**Task**
All of the records below are to be given again word for word, with the pictures removed.

[Dataset excerpts]
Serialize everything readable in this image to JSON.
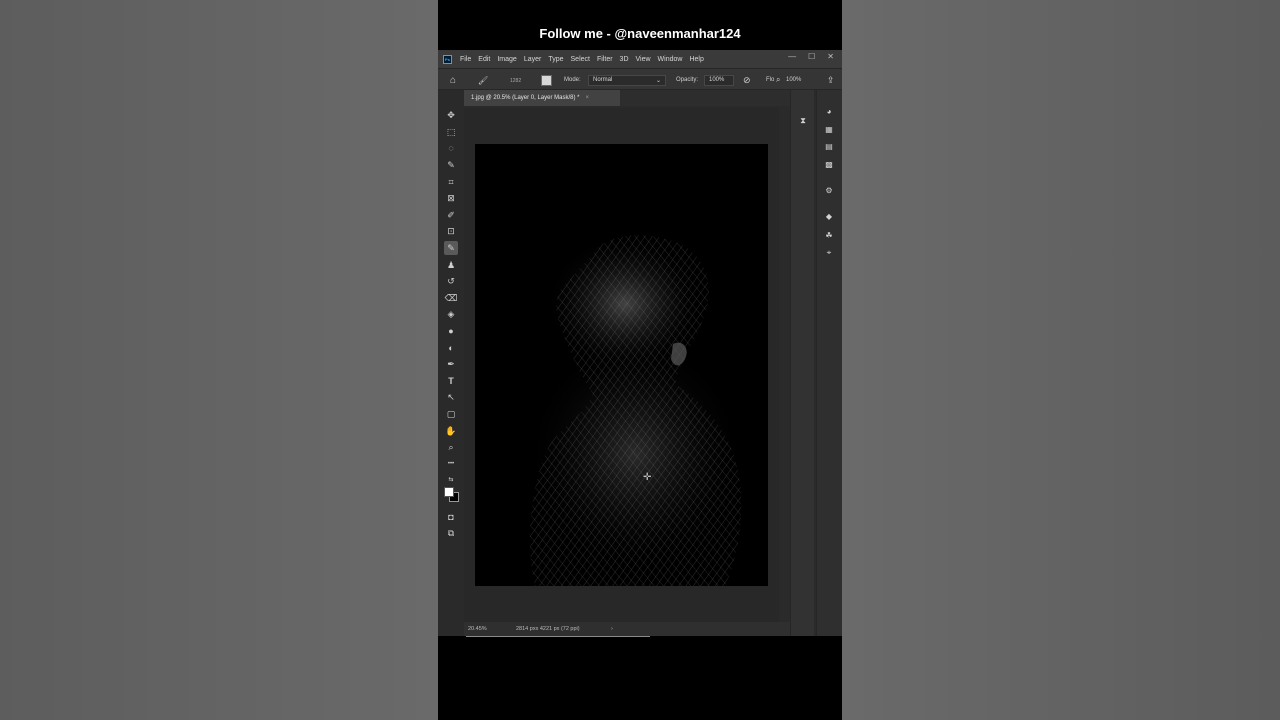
{
  "overlay": {
    "follow_text": "Follow me - @naveenmanhar124"
  },
  "app": {
    "logo_text": "Ps"
  },
  "menu": [
    "File",
    "Edit",
    "Image",
    "Layer",
    "Type",
    "Select",
    "Filter",
    "3D",
    "View",
    "Window",
    "Help"
  ],
  "window_controls": {
    "minimize": "—",
    "maximize": "☐",
    "close": "✕"
  },
  "options_bar": {
    "brush_size": "1282",
    "mode_label": "Mode:",
    "mode_value": "Normal",
    "opacity_label": "Opacity:",
    "opacity_value": "100%",
    "flow_label": "Flo",
    "flow_value": "100%"
  },
  "document_tab": {
    "title": "1.jpg @ 20.5% (Layer 0, Layer Mask/8) *",
    "close": "×"
  },
  "status": {
    "zoom": "20.45%",
    "doc_size": "2814 pxx 4221 px (72 ppi)",
    "arrow": "›"
  },
  "icons": {
    "home": "⌂",
    "brush": "🖌",
    "move": "✥",
    "marquee": "⬚",
    "lasso": "◌",
    "quick_select": "✎",
    "crop": "⌗",
    "frame": "⊠",
    "eyedropper": "✐",
    "patch": "⊡",
    "brush_tool": "✎",
    "stamp": "♟",
    "history_brush": "↺",
    "eraser": "⌫",
    "bucket": "◈",
    "blur": "●",
    "dodge": "◐",
    "pen": "✒",
    "type": "T",
    "path_select": "↖",
    "shape": "▢",
    "hand": "✋",
    "zoom": "⌕",
    "more": "•••",
    "quick_mask": "◘",
    "screen_mode": "⧉"
  },
  "colors": {
    "foreground": "#ffffff",
    "background": "#000000",
    "accent": "#31a8ff"
  }
}
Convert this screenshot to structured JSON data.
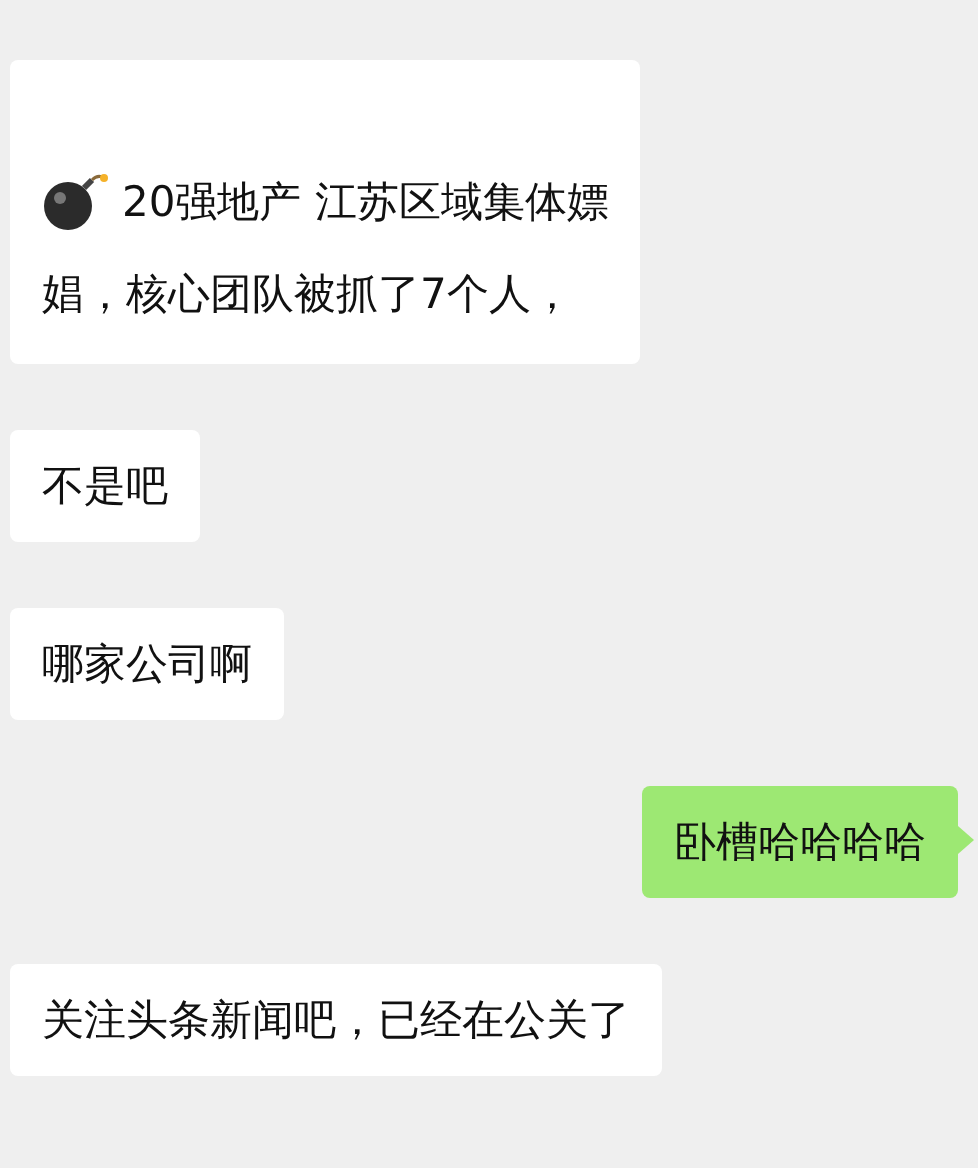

**Result of the exercise**
Serialize everything readable in this image to JSON.
{
  "overlay": {
    "follow_text": "Follow me - @naveenmanhar124"
  },
  "app": {
    "logo_text": "Ps"
  },
  "menu": [
    "File",
    "Edit",
    "Image",
    "Layer",
    "Type",
    "Select",
    "Filter",
    "3D",
    "View",
    "Window",
    "Help"
  ],
  "window_controls": {
    "minimize": "—",
    "maximize": "☐",
    "close": "✕"
  },
  "options_bar": {
    "brush_size": "1282",
    "mode_label": "Mode:",
    "mode_value": "Normal",
    "opacity_label": "Opacity:",
    "opacity_value": "100%",
    "flow_label": "Flo",
    "flow_value": "100%"
  },
  "document_tab": {
    "title": "1.jpg @ 20.5% (Layer 0, Layer Mask/8) *",
    "close": "×"
  },
  "status": {
    "zoom": "20.45%",
    "doc_size": "2814 pxx 4221 px (72 ppi)",
    "arrow": "›"
  },
  "icons": {
    "home": "⌂",
    "brush": "🖌",
    "move": "✥",
    "marquee": "⬚",
    "lasso": "◌",
    "quick_select": "✎",
    "crop": "⌗",
    "frame": "⊠",
    "eyedropper": "✐",
    "patch": "⊡",
    "brush_tool": "✎",
    "stamp": "♟",
    "history_brush": "↺",
    "eraser": "⌫",
    "bucket": "◈",
    "blur": "●",
    "dodge": "◐",
    "pen": "✒",
    "type": "T",
    "path_select": "↖",
    "shape": "▢",
    "hand": "✋",
    "zoom": "⌕",
    "more": "•••",
    "quick_mask": "◘",
    "screen_mode": "⧉"
  },
  "colors": {
    "foreground": "#ffffff",
    "background": "#000000",
    "accent": "#31a8ff"
  }
}
Convert this screenshot to structured JSON data.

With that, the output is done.